Extracted data entries:
══════════════════════════════

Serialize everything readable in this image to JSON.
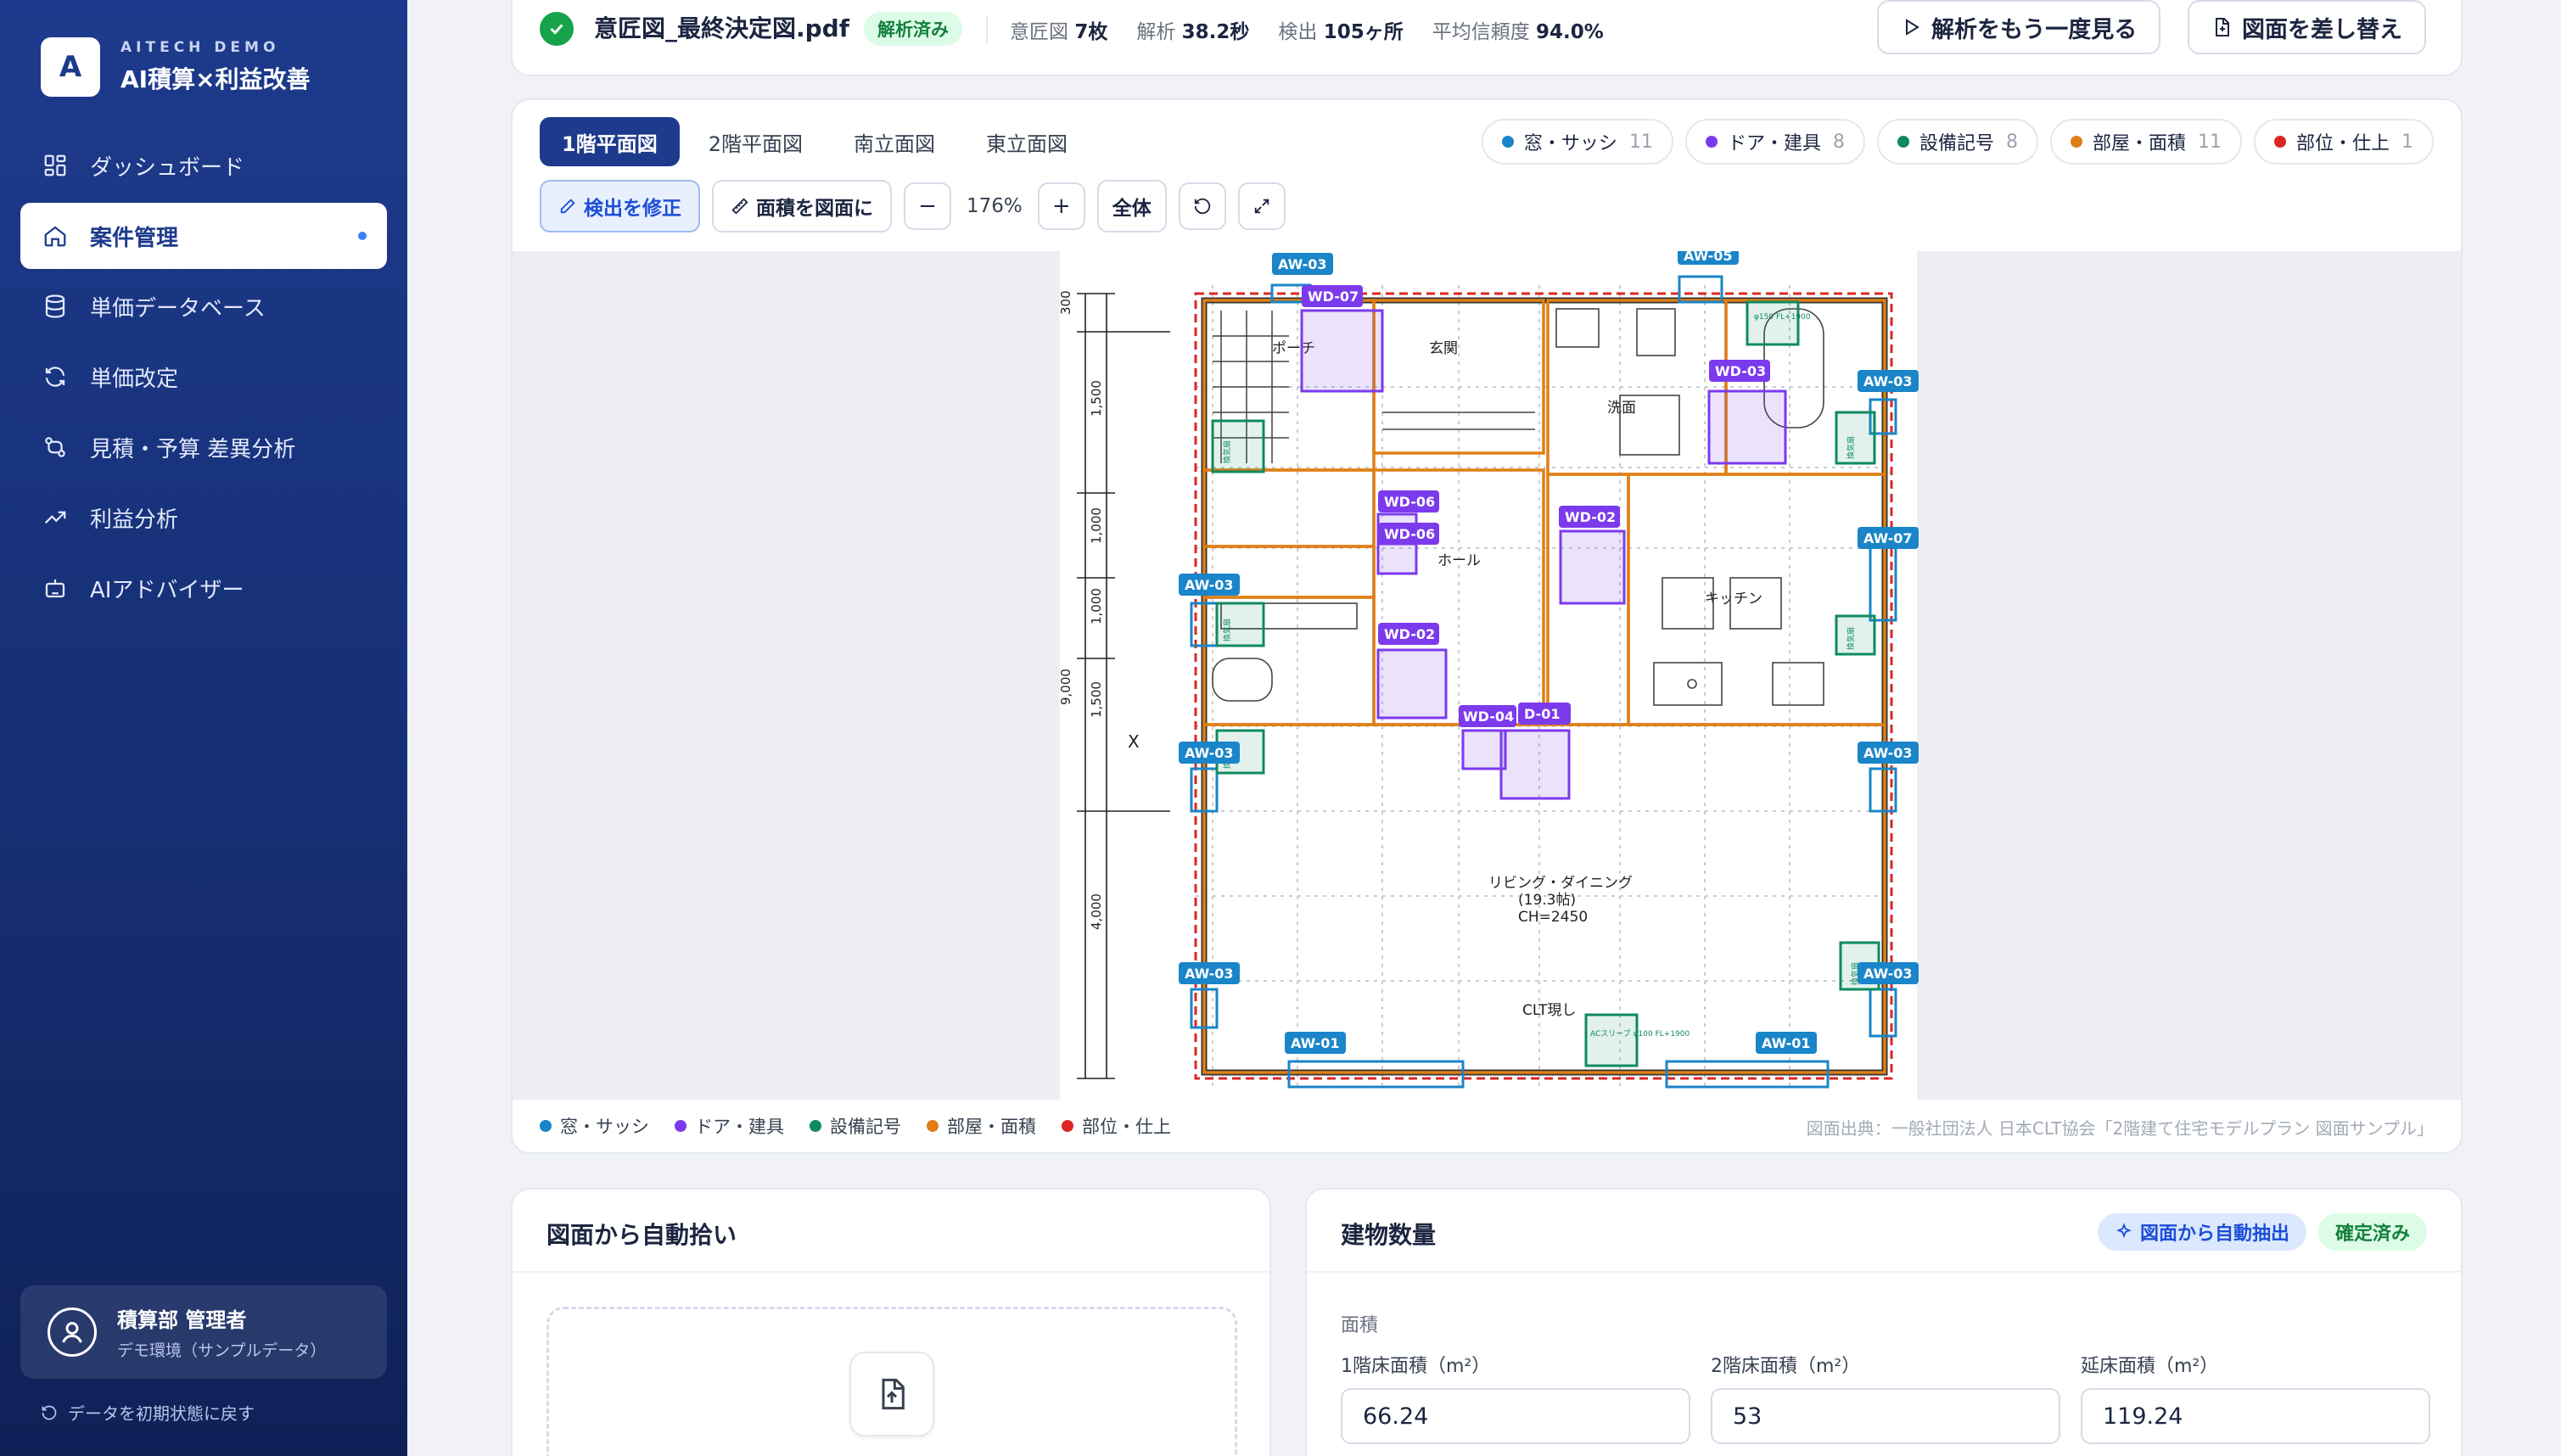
{
  "brand": {
    "subtitle": "AITECH DEMO",
    "title": "AI積算×利益改善",
    "logo_letter": "A"
  },
  "nav": [
    {
      "label": "ダッシュボード",
      "icon": "dashboard-icon"
    },
    {
      "label": "案件管理",
      "icon": "home-icon",
      "active": true
    },
    {
      "label": "単価データベース",
      "icon": "database-icon"
    },
    {
      "label": "単価改定",
      "icon": "refresh-icon"
    },
    {
      "label": "見積・予算 差異分析",
      "icon": "compare-icon"
    },
    {
      "label": "利益分析",
      "icon": "trend-icon"
    },
    {
      "label": "AIアドバイザー",
      "icon": "robot-icon"
    }
  ],
  "user": {
    "name": "積算部 管理者",
    "env": "デモ環境（サンプルデータ）"
  },
  "reset_label": "データを初期状態に戻す",
  "file": {
    "name": "意匠図_最終決定図.pdf",
    "status": "解析済み",
    "stats": [
      {
        "label": "意匠図",
        "value": "7枚"
      },
      {
        "label": "解析",
        "value": "38.2秒"
      },
      {
        "label": "検出",
        "value": "105ヶ所"
      },
      {
        "label": "平均信頼度",
        "value": "94.0%"
      }
    ],
    "btn_review": "解析をもう一度見る",
    "btn_replace": "図面を差し替え"
  },
  "viewer": {
    "tabs": [
      "1階平面図",
      "2階平面図",
      "南立面図",
      "東立面図"
    ],
    "chips": [
      {
        "label": "窓・サッシ",
        "count": "11",
        "color": "#1a85c8"
      },
      {
        "label": "ドア・建具",
        "count": "8",
        "color": "#7c3aed"
      },
      {
        "label": "設備記号",
        "count": "8",
        "color": "#0f8a5f"
      },
      {
        "label": "部屋・面積",
        "count": "11",
        "color": "#e07f16"
      },
      {
        "label": "部位・仕上",
        "count": "1",
        "color": "#dc2626"
      }
    ],
    "tool_edit": "検出を修正",
    "tool_area": "面積を図面に",
    "zoom": "176%",
    "tool_fit": "全体",
    "legend": [
      "窓・サッシ",
      "ドア・建具",
      "設備記号",
      "部屋・面積",
      "部位・仕上"
    ],
    "credit": "図面出典：一般社団法人 日本CLT協会「2階建て住宅モデルプラン 図面サンプル」",
    "plan": {
      "rooms": [
        "ポーチ",
        "玄関",
        "洗面",
        "ホール",
        "キッチン",
        "リビング・ダイニング",
        "(19.3帖)",
        "CH=2450",
        "CLT現し"
      ],
      "dims": [
        "300",
        "1,500",
        "1,000",
        "1,000",
        "1,500",
        "4,000",
        "9,000"
      ],
      "windows": [
        "AW-03",
        "AW-05",
        "AW-03",
        "AW-07",
        "AW-03",
        "AW-03",
        "AW-03",
        "AW-03",
        "AW-03",
        "AW-01",
        "AW-01"
      ],
      "doors": [
        "WD-07",
        "WD-03",
        "WD-06",
        "WD-06",
        "WD-02",
        "WD-02",
        "WD-04",
        "D-01"
      ],
      "equip": [
        "φ150 FL+1900",
        "換気扇",
        "換気扇",
        "換気扇",
        "換気扇",
        "換気扇",
        "ACスリーブ φ100 FL+1900",
        "換気扇"
      ]
    }
  },
  "pick": {
    "title": "図面から自動拾い"
  },
  "qty": {
    "title": "建物数量",
    "badge_auto": "図面から自動抽出",
    "badge_done": "確定済み",
    "section": "面積",
    "fields": [
      {
        "label": "1階床面積（m²）",
        "value": "66.24"
      },
      {
        "label": "2階床面積（m²）",
        "value": "53"
      },
      {
        "label": "延床面積（m²）",
        "value": "119.24"
      }
    ]
  }
}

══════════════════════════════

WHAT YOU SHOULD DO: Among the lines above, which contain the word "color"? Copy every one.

ANSWER SPACE:
        "color": "#1a85c8"
        "color": "#7c3aed"
        "color": "#0f8a5f"
        "color": "#e07f16"
        "color": "#dc2626"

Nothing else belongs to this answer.